YOUR ASSIGNMENT -> Every record must reappear in the answer exactly as given.

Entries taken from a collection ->
:::::

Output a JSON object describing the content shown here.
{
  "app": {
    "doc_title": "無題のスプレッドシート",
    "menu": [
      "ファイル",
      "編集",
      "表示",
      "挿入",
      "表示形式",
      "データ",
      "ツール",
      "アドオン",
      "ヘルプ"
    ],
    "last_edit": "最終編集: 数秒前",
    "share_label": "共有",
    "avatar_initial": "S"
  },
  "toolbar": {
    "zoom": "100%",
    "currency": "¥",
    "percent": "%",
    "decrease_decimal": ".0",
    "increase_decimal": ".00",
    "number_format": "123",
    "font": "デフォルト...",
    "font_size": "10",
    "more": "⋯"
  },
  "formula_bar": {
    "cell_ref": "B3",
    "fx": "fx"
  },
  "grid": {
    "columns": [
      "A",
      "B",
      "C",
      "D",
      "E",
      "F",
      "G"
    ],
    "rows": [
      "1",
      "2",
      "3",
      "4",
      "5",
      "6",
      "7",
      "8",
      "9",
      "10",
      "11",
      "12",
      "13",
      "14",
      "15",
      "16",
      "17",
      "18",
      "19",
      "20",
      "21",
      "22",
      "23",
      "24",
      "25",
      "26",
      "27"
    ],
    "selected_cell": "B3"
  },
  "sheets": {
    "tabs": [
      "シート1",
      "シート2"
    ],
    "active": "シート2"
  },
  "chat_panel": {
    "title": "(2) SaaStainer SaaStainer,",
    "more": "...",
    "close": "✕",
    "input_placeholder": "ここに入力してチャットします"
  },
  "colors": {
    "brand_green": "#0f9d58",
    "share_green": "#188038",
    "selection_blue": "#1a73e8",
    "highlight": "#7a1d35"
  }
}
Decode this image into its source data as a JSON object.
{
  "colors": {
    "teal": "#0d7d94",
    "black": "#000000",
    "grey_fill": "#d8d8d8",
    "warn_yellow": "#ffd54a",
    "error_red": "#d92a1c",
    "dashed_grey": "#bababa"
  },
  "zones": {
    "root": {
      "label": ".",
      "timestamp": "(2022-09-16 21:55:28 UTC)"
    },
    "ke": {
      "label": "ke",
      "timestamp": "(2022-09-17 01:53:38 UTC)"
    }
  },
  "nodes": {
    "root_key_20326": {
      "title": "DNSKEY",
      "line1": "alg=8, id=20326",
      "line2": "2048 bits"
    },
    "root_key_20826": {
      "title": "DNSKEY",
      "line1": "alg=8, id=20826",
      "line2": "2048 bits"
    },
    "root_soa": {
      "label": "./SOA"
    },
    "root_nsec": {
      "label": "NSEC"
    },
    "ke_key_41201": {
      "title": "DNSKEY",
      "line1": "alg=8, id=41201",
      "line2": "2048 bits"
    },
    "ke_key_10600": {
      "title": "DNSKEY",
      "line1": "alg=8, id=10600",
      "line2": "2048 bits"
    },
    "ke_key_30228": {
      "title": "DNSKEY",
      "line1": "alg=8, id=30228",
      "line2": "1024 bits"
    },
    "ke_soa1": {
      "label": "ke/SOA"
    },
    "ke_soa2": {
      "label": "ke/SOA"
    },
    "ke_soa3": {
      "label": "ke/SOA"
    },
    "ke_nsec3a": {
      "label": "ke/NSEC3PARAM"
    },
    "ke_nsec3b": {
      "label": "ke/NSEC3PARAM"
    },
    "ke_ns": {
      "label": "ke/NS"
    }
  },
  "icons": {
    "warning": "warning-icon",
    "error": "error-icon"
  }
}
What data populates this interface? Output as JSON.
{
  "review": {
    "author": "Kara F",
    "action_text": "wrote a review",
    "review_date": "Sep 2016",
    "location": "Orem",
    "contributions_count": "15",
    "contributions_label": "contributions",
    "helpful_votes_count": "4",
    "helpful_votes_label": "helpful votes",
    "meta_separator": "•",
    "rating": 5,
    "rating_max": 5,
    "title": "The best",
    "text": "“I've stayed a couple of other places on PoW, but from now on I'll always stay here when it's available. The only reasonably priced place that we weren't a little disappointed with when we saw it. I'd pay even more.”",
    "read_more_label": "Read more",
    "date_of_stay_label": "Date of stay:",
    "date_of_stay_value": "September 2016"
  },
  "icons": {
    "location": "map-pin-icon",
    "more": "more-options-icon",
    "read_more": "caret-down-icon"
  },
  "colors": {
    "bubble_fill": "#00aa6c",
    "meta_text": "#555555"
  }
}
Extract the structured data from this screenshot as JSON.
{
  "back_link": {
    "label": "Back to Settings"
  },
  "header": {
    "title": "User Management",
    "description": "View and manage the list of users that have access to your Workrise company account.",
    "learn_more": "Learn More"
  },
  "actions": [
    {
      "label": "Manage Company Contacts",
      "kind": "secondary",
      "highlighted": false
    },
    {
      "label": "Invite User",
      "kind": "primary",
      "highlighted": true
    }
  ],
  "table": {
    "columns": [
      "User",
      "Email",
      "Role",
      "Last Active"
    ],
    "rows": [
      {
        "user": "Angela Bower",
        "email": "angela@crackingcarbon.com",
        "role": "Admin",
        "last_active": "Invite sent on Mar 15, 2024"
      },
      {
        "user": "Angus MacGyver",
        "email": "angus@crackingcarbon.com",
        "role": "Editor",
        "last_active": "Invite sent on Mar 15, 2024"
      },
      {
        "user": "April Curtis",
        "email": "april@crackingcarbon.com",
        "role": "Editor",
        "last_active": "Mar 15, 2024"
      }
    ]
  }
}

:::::

TASK ANSWER ->
Output a JSON object describing the content shown here.
{
  "app": {
    "doc_title": "無題のスプレッドシート",
    "menu": [
      "ファイル",
      "編集",
      "表示",
      "挿入",
      "表示形式",
      "データ",
      "ツール",
      "アドオン",
      "ヘルプ"
    ],
    "last_edit": "最終編集: 数秒前",
    "share_label": "共有",
    "avatar_initial": "S"
  },
  "toolbar": {
    "zoom": "100%",
    "currency": "¥",
    "percent": "%",
    "decrease_decimal": ".0",
    "increase_decimal": ".00",
    "number_format": "123",
    "font": "デフォルト...",
    "font_size": "10",
    "more": "⋯"
  },
  "formula_bar": {
    "cell_ref": "B3",
    "fx": "fx"
  },
  "grid": {
    "columns": [
      "A",
      "B",
      "C",
      "D",
      "E",
      "F",
      "G"
    ],
    "rows": [
      "1",
      "2",
      "3",
      "4",
      "5",
      "6",
      "7",
      "8",
      "9",
      "10",
      "11",
      "12",
      "13",
      "14",
      "15",
      "16",
      "17",
      "18",
      "19",
      "20",
      "21",
      "22",
      "23",
      "24",
      "25",
      "26",
      "27"
    ],
    "selected_cell": "B3"
  },
  "sheets": {
    "tabs": [
      "シート1",
      "シート2"
    ],
    "active": "シート2"
  },
  "chat_panel": {
    "title": "(2) SaaStainer SaaStainer,",
    "more": "...",
    "close": "✕",
    "input_placeholder": "ここに入力してチャットします"
  },
  "colors": {
    "brand_green": "#0f9d58",
    "share_green": "#188038",
    "selection_blue": "#1a73e8",
    "highlight": "#7a1d35"
  }
}
Decode this image into its source data as a JSON object.
{
  "colors": {
    "teal": "#0d7d94",
    "black": "#000000",
    "grey_fill": "#d8d8d8",
    "warn_yellow": "#ffd54a",
    "error_red": "#d92a1c",
    "dashed_grey": "#bababa"
  },
  "zones": {
    "root": {
      "label": ".",
      "timestamp": "(2022-09-16 21:55:28 UTC)"
    },
    "ke": {
      "label": "ke",
      "timestamp": "(2022-09-17 01:53:38 UTC)"
    }
  },
  "nodes": {
    "root_key_20326": {
      "title": "DNSKEY",
      "line1": "alg=8, id=20326",
      "line2": "2048 bits"
    },
    "root_key_20826": {
      "title": "DNSKEY",
      "line1": "alg=8, id=20826",
      "line2": "2048 bits"
    },
    "root_soa": {
      "label": "./SOA"
    },
    "root_nsec": {
      "label": "NSEC"
    },
    "ke_key_41201": {
      "title": "DNSKEY",
      "line1": "alg=8, id=41201",
      "line2": "2048 bits"
    },
    "ke_key_10600": {
      "title": "DNSKEY",
      "line1": "alg=8, id=10600",
      "line2": "2048 bits"
    },
    "ke_key_30228": {
      "title": "DNSKEY",
      "line1": "alg=8, id=30228",
      "line2": "1024 bits"
    },
    "ke_soa1": {
      "label": "ke/SOA"
    },
    "ke_soa2": {
      "label": "ke/SOA"
    },
    "ke_soa3": {
      "label": "ke/SOA"
    },
    "ke_nsec3a": {
      "label": "ke/NSEC3PARAM"
    },
    "ke_nsec3b": {
      "label": "ke/NSEC3PARAM"
    },
    "ke_ns": {
      "label": "ke/NS"
    }
  },
  "icons": {
    "warning": "warning-icon",
    "error": "error-icon"
  }
}
What data populates this interface? Output as JSON.
{
  "review": {
    "author": "Kara F",
    "action_text": "wrote a review",
    "review_date": "Sep 2016",
    "location": "Orem",
    "contributions_count": "15",
    "contributions_label": "contributions",
    "helpful_votes_count": "4",
    "helpful_votes_label": "helpful votes",
    "meta_separator": "•",
    "rating": 5,
    "rating_max": 5,
    "title": "The best",
    "text": "“I've stayed a couple of other places on PoW, but from now on I'll always stay here when it's available. The only reasonably priced place that we weren't a little disappointed with when we saw it. I'd pay even more.”",
    "read_more_label": "Read more",
    "date_of_stay_label": "Date of stay:",
    "date_of_stay_value": "September 2016"
  },
  "icons": {
    "location": "map-pin-icon",
    "more": "more-options-icon",
    "read_more": "caret-down-icon"
  },
  "colors": {
    "bubble_fill": "#00aa6c",
    "meta_text": "#555555"
  }
}
Extract the structured data from this screenshot as JSON.
{
  "back_link": {
    "label": "Back to Settings"
  },
  "header": {
    "title": "User Management",
    "description": "View and manage the list of users that have access to your Workrise company account.",
    "learn_more": "Learn More"
  },
  "actions": [
    {
      "label": "Manage Company Contacts",
      "kind": "secondary",
      "highlighted": false
    },
    {
      "label": "Invite User",
      "kind": "primary",
      "highlighted": true
    }
  ],
  "table": {
    "columns": [
      "User",
      "Email",
      "Role",
      "Last Active"
    ],
    "rows": [
      {
        "user": "Angela Bower",
        "email": "angela@crackingcarbon.com",
        "role": "Admin",
        "last_active": "Invite sent on Mar 15, 2024"
      },
      {
        "user": "Angus MacGyver",
        "email": "angus@crackingcarbon.com",
        "role": "Editor",
        "last_active": "Invite sent on Mar 15, 2024"
      },
      {
        "user": "April Curtis",
        "email": "april@crackingcarbon.com",
        "role": "Editor",
        "last_active": "Mar 15, 2024"
      }
    ]
  }
}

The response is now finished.